Promotores/as or Community Health Workers (CHW) provide outreach and education to members of their community. They receive training, and they can be in paid positions or work as volunteers. . Promotores/as are an integral part in linking underserved populations to existing resources and services. They play key liaison and educator roles among agricultural workers in particular, and their familiarity with binational health issues in the context of migration is imperative. The HIA promotores/as program has three components: promotoras/es training manuals on migration and health, binational conferences
To enhance the work of promotores, HIA collaborates with its partners in the U.S. and Mexico to produce Spanish-language promotoras manuals and training materials on health topics pertinent to migration and migrants.
See our Promotoras/es training manuals here.
Every year HIA organizes the Binational Promotores Conference where hundreds of promotores from the U.S. and Mexico attend and share best practices and strategies to enhance their work with the migrant populations. The two main objectives of this conference are to 1) increase participants’ knowledge of the health care systems in Mexico and the United States; as well as the social and cultural factors that impact migrant’s health, and 2) increase participants’ awareness of challenges faced by migrants in California that influence their health; in the topics of mental health, occupational health and safety, women’s sexual and reproductive health, and human development.
The last conference took place on March 12, 2019 in Oakland, California. You can access the Power Point presentations here.
3) Promotoras/es exchanges
The purpose of the binational promotores exchange is to build their knowledge of health care systems in both the United States and Mexico and to develop skills in providing culturally competent care.

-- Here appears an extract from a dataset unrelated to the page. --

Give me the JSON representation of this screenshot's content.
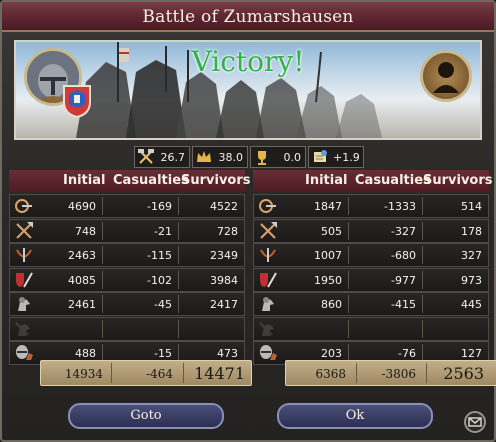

Promotora/es from USA travel to Mexico to visit promotoras/es training sites and meet with their Mexican counterparts to experience firsthand the context in which they operate and their service communities live. Mexican promotoras/es have a comparable experience in California, where HIA and partner organizations host them and facilitate their exchange experiences. The promotoras/es are exposed to the social, cultural, and political environment in which Mexican migrants live and the ways in which their life circumstances affect personal decisions to seek health care, access existing health services, and comply with medical treatments.